Marshall said Tuck should represent “all of us, even the ones who don’t look like you,” and no longer believes Tuck can represent her fairly.

George Miller, pastor of the Emanuel United Church of Christ, said many “beautifully melanated” friends who help the community did not know how to address the issue of Tuck’s and other officials’ posts. He felt he had to say something, because such posts even make him, a white man, feel unsafe.

“Social media is called social media because it’s available to society,” Miller said, adding, “Commissioner Tuck, you were not hacked; you were caught.”

“Whether you are sorry or not, it’s O.K.,” Sherona Edwards said. Edwards said racist attitudes are taught, and each generation must try not to pass on those views.

“You have a granddaughter that’s running for the Florida House of Representatives,” Edwards said. “You can make a change by telling her not to repeat the same footsteps that you’ve walked down.”

Commissioner Jim Brooks said the County Commission can’t take any action, especially with regard to recalling an elected board member.

Brooks then cited the Bible, where pharisees asked Jesus what punishment an adulteress should receive and he answered that those without sin should cast the first stone.

Miller said officials need to listen, and not use Jesus as an excuse. What makes Sebring more peaceful than other places, he said, is that people can speak and be heard.

“Please hear the words we are saying, because when Black and brown people say, ‘This hurts,’ it’s not for the white man to say, ‘You’re wrong. Shut up,’” Miller said.

Commissioner Don Elwell, chairing the meeting in Commissioner Ron Handley’s stead, said he believes Tuck had no malicious intent when she shared the meme, but added that “hyper-partisan posts” abound on social media.

“It’s the place to go to find people who don’t necessarily act the way we were taught to do by Jesus and the Bible,” Elwell said.

Society has devolved there, he said, both nationally and locally, especially when people stand and cheer an opinion that’s clearly in the minority.

“It just furthers that divide,” Elwell said. “We don’t need that.”

Instead, people need to say, “I screwed up,” and the have other side say, “I forgive you,” he said.
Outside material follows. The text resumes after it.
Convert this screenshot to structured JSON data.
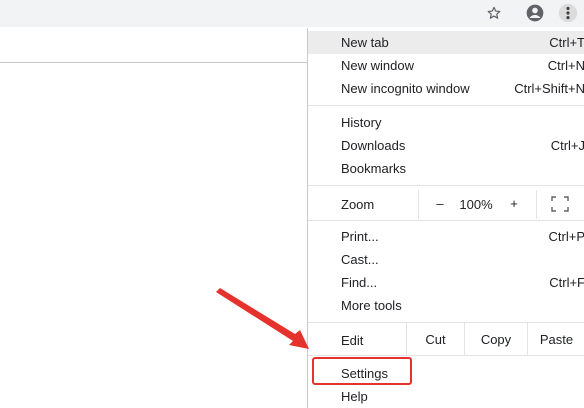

“We need both sides to do that and both sides to mean it,” Elwell said, from the nation to the town. “We literally have the power to end it, but we have to choose to do so.”